Luis regularly lectures and coordinates educational modules in his fields of expertise. During the last years, he has been involved in various international studies in European, Latin American and Asian cities, on topics such as "the role of manufacturing in the new urban economy", "regional trajectories to the knowledge economy”, “creating knowledge locations in cities”, and “anchoring temporary events in the urban economy". Among others, his research was internationally published in two books of the Routledge Series "Cities and Regions" and in journals such as European Planning Studies and Regional Studies.
Abstract of Knowledge Locations in Cities: Emergence and Development Dynamics

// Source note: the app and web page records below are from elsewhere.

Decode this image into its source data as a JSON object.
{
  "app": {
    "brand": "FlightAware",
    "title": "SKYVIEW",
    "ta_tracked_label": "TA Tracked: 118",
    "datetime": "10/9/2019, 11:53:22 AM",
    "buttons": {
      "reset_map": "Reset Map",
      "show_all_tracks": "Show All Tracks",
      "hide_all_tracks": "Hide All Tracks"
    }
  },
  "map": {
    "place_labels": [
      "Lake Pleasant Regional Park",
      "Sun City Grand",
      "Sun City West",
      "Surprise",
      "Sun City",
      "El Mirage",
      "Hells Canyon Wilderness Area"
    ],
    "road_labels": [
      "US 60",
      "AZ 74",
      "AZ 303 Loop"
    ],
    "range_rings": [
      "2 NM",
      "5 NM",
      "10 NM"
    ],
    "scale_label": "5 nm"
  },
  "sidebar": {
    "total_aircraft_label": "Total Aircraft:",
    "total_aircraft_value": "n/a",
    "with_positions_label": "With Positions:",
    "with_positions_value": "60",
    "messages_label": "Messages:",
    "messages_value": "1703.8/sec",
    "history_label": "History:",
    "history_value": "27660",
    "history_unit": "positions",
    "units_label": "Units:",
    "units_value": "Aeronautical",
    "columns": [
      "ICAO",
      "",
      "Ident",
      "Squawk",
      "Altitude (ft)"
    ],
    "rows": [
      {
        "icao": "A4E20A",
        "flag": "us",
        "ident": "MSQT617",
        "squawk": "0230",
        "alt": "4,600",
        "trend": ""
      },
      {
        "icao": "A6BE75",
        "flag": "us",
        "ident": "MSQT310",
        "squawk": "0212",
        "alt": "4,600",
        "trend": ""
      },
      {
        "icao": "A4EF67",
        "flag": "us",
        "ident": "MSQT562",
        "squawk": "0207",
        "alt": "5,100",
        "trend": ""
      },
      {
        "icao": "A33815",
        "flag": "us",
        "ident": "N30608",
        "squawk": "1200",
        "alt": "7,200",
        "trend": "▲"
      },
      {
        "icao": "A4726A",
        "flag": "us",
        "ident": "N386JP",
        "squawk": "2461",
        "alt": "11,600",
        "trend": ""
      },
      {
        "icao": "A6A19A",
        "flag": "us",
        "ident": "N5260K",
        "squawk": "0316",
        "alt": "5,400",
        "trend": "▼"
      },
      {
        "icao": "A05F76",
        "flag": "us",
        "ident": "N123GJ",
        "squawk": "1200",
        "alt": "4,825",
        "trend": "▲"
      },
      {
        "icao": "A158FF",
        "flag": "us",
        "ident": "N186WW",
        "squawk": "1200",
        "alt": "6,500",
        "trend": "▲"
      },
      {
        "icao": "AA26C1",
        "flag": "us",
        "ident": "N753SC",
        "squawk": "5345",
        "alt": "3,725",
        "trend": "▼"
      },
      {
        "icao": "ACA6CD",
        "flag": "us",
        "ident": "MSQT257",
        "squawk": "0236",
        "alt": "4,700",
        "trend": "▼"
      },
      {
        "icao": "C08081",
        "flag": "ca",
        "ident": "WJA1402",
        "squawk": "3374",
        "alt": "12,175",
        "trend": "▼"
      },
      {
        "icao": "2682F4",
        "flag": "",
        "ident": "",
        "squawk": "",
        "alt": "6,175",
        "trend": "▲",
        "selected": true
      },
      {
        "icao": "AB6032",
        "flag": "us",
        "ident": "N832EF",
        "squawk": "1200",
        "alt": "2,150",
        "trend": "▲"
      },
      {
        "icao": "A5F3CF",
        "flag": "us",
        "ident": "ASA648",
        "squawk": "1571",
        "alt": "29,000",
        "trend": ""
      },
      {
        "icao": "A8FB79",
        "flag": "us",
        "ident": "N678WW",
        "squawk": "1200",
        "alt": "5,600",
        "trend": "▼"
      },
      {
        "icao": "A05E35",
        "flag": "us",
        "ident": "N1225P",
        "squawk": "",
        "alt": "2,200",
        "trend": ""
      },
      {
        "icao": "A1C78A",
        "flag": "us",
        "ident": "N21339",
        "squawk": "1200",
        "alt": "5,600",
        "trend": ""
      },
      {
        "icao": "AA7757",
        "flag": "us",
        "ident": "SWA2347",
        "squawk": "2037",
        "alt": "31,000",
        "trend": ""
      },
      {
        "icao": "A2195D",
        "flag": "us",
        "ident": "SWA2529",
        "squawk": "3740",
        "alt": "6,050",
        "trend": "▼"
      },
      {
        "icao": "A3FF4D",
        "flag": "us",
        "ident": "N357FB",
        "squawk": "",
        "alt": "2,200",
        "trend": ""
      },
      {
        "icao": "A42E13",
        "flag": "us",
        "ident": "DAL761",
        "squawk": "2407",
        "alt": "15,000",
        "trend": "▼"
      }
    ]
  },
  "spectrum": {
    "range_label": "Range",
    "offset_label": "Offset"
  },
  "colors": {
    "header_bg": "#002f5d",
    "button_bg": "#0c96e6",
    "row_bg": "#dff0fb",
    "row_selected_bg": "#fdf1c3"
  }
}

This thesis studies the development of knowledge locations: area-based initiatives aimed at agglomerating knowledge-intensive activities in a designated area or city district (e.g. technology parks, creative "factories"). It relates the reinvigorated interest (and qualitative change) in knowledge locations with a number of societal evolutions, and develops a theoretical framework to explain their emergence and development. This framework contributes to better ground the study of knowledge locations within the spatial-economic context and dynamics of its host cities and regions.
This study also explores the relation between a knowledge location´s features – Specialisation, Urban-spatial integration and Management – and their agglomeration outcomes. It shows that there are multiple pathways to growth and agglomeration: no single factor has to be always present to explain it at a certain moment in time. Moreover, the three factors proved relevant but in different ways, and namely to the extent that they contribute to image formation (associated with the identification of a concept) and ecosystem formation (associated with exchange and learning among tenants). Those processes provide two different paths to agglomeration. Their interaction influences the development of a knowledge location over time and, ultimately, the relation between the location and change in its spatial-economic context. The abovementioned phenomena are explored with the support of four European case studies of "themed" knowledge locations, focusing on audio-visual, biotechnology, design and digital media, respectively.